“Good afternoon sir! Good afternoon Ma!”

“Nwam nnoo” his father replied.

His mother was busy with a customer. Ifeanyi hugged his mother, inhaling the acridity of the sour ogiri she sold, her body still plump and her skin soft as he remembered it. His mother grinned at the warm embrace. Despite their wrinkled faces, Ifeanyi forced himself to believe they were as young and energetic as he was.

“Your sister is around,” his father said.

He hadn’t noticed his father’s face crease into gloom. He left them, walked through the rusted front gate and met his sister in the yard, which was lifeless but for her, sitting on a low wooden stool, her baby on her lap with a plastic toy.

“Good afternoon,” he greeted her.

He lifted Ugo, his two-year old nephew, from his sister, brushing his face against the child’s. The innocent features of the half-naked child brought smiles to Ifeanyi’s face. He laughed loudly watching the boy, whom he held firmly held in his arms, struggle to say something but his words were muffled.

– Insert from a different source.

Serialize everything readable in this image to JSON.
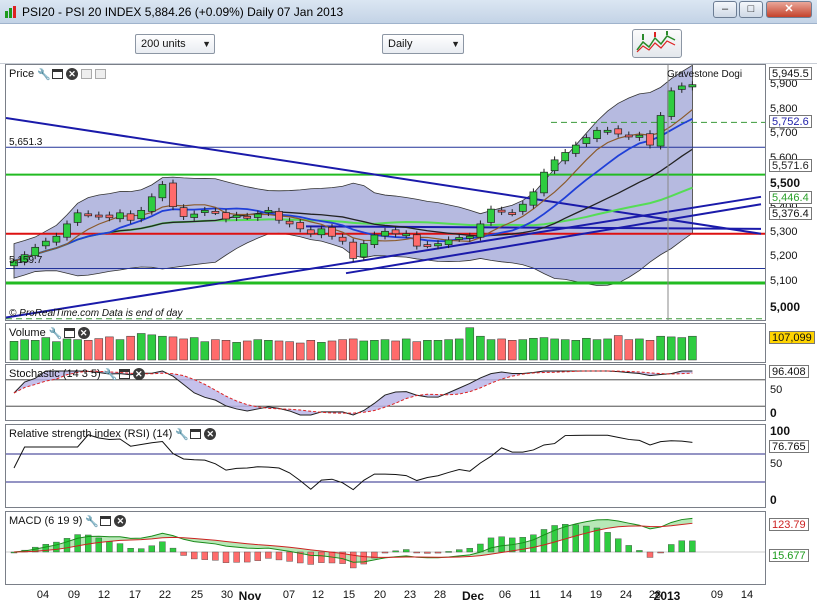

“Maybe when you turn four, I will hear what you have to say.”

Ifeanyi looked up and was greeted by the forlorn expression on his sister’s face. Her mind was as if a million light years away.

“My sister, what is the problem?”

No reply. Her eyes were sunk deep in their sockets, her face ashen and haggard, looking bereft of the smiles it was once used to. With playful Ugo on his arms, he ran out to ask his parents what had gone amiss with his sister.

“She has just lost her husband to an illness,” his father said bitterly.

“And her husband’s people kicked her out, blaming her for his death,” his mother added.

Ifeanyi stared into space, trying to come to terms with what he had heard. He was not interested in the cruelty his in-laws had meted out to his sister; he was more concerned with how his sister felt after she had lost a man she fondly called Obim, a man she had exchanged marital vows with at the altar three years ago, a man she had truly loved. He returned to console his sister but was gripped with grief on seeing her shed uncontrollable tears. Words of consolation seemed like distant friends, Ifeanyi craved to find them. Kneeling beside her, he locked his left hand in hers, holding Ugo with other. She shivered as more tears escaped her swollen eyes, wetting her face. Ifeanyi tried to stifle the tears that welled up in his eyes but couldn’t. His little nephew finally said something, something that stirred the strangest feelings within Ifeanyi, something that had a deeper meaning for him and his coming home. Ugo said, “Un-cle.”

 

© 2014 Okafor Emmanuel Tochukwu
Image: Juju Films

Okafor 150Okafor Emmanuel Tochukwu is a Nigerian writer and was born in Lagos in 1993. He is currently studying electrical and electronic engineering at the University of Benin. His creative writing has appeared in Naija Stories and Uniben Talking Drum, as well as on StoryMondo, and is forthcoming in Aerodrome and the first ArtBeat Afrika short story anthology. He recently concluded an online writing course with the University of Iowa. An active member of the University of Benin Creative Writers’ workshop, Tochukwu is currently working on a full-length debut novel.